“If you’re going to die, that’s the way, it’s just too soon,” his wife, Katie, said this morning.

Don and Katie owned and operated the Emerson Lake Inn for 32 years and were well-known in the community, especially among the people he helped.

“He plowed half the area out here for free, probably 30 houses here for free,” Katie said. “Most of the people counted on him. If you had a problem, they could count on him.”

She said he spent a lot of time helping women in the area who lived alone, helping with their plowing or yard work, even recently spraying a woman’s property for ticks.

“Helping other people made him the happiest,” Katie said.

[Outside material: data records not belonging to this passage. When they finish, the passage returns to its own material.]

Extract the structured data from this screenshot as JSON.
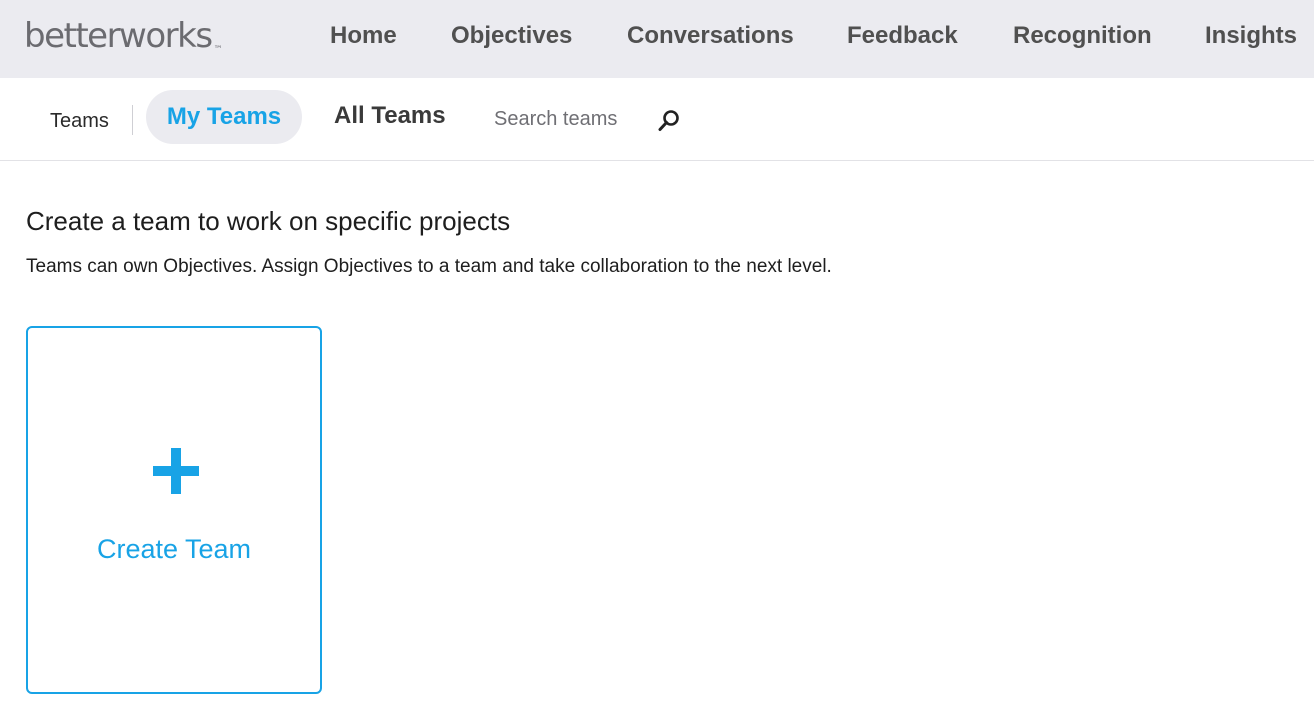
{
  "brand": {
    "logo_text": "betterworks",
    "trademark": "™"
  },
  "nav": {
    "items": [
      {
        "label": "Home"
      },
      {
        "label": "Objectives"
      },
      {
        "label": "Conversations"
      },
      {
        "label": "Feedback"
      },
      {
        "label": "Recognition"
      },
      {
        "label": "Insights"
      }
    ]
  },
  "subnav": {
    "section_label": "Teams",
    "tabs": [
      {
        "label": "My Teams",
        "active": true
      },
      {
        "label": "All Teams",
        "active": false
      }
    ],
    "search": {
      "placeholder": "Search teams",
      "value": "",
      "icon": "search-icon"
    }
  },
  "main": {
    "heading": "Create a team to work on specific projects",
    "description": "Teams can own Objectives. Assign Objectives to a team and take collaboration to the next level.",
    "create_card": {
      "icon": "plus-icon",
      "label": "Create Team"
    }
  },
  "colors": {
    "accent": "#18a3e6",
    "topbar_bg": "#ebebf0",
    "nav_text": "#505050"
  }
}
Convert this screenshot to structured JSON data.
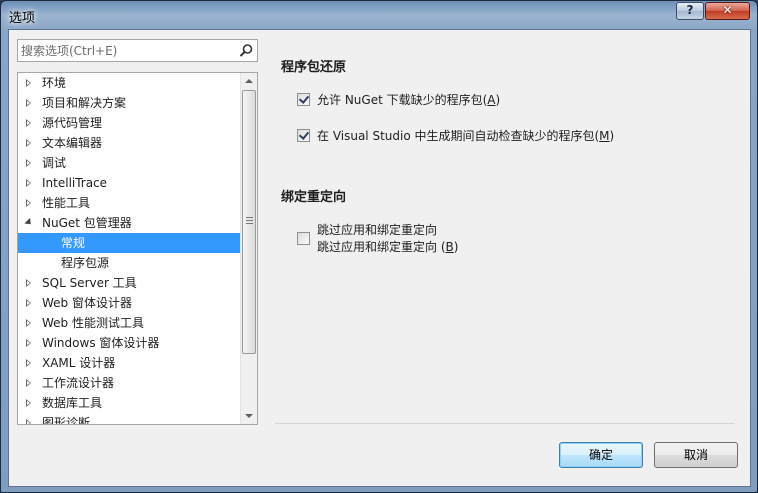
{
  "window": {
    "title": "选项",
    "help_label": "?",
    "close_label": "✕"
  },
  "search": {
    "placeholder": "搜索选项(Ctrl+E)",
    "value": ""
  },
  "tree": {
    "items": [
      {
        "label": "环境"
      },
      {
        "label": "项目和解决方案"
      },
      {
        "label": "源代码管理"
      },
      {
        "label": "文本编辑器"
      },
      {
        "label": "调试"
      },
      {
        "label": "IntelliTrace"
      },
      {
        "label": "性能工具"
      },
      {
        "label": "NuGet 包管理器"
      },
      {
        "label": "常规"
      },
      {
        "label": "程序包源"
      },
      {
        "label": "SQL Server 工具"
      },
      {
        "label": "Web 窗体设计器"
      },
      {
        "label": "Web 性能测试工具"
      },
      {
        "label": "Windows 窗体设计器"
      },
      {
        "label": "XAML 设计器"
      },
      {
        "label": "工作流设计器"
      },
      {
        "label": "数据库工具"
      },
      {
        "label": "图形诊断"
      }
    ]
  },
  "sections": {
    "restore": {
      "title": "程序包还原",
      "opt1_pre": "允许 NuGet 下载缺少的程序包(",
      "opt1_key": "A",
      "opt1_post": ")",
      "opt2_pre": "在 Visual Studio 中生成期间自动检查缺少的程序包(",
      "opt2_key": "M",
      "opt2_post": ")"
    },
    "binding": {
      "title": "绑定重定向",
      "line1": "跳过应用和绑定重定向",
      "line2_pre": "跳过应用和绑定重定向 (",
      "line2_key": "B",
      "line2_post": ")"
    }
  },
  "buttons": {
    "ok": "确定",
    "cancel": "取消"
  },
  "colors": {
    "selection": "#3399ff",
    "dialog_bg": "#f0f0f0"
  }
}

He also once decided that Odin, the former Mason County Sheriff’s Office police dog, needed protection, so the couple contributed money to buy the dog a Kevlar vest, Katie said.

Don was also well-liked by children, Katie said, recalling incidents when he duct-taped the arms of Mark Raven’s children to their sides, and the sucker tree he would bring out for young visitors at the Emerson Lake Inn.

When Don wasn’t working, entertaining or helping his neighbors, he could usually be found enjoying time in his “lodge.”

“He called it the Red Moose Lodge because moose hunting was his absolute passion,” Katie said, adding that he, and friends, would travel to Canada every year to hunt moose.

Katie said her husband was also known for doing things his way. She said his last night was an example of that.

She said the Corvette’s battery had died, so after charging it and starting the car he left it running to give the battery a good charge. He later went to the garage to watch the Red Wings’ playoff game from the reclining chair in the Red Moose Lodge. Katie said a brother of Don’s called that night — Tuesday night — and heard a beeping noise in the background, which Don told him was carbon monoxide monitor he couldn’t get to stop sounding. She said the brother told him to pop the battery out and then put it back in to reset the alarm.

The battery was not replaced.

“It (carbon monoxide) overtook him and he just went to sleep,” Katie said. “There was no sign of struggle.”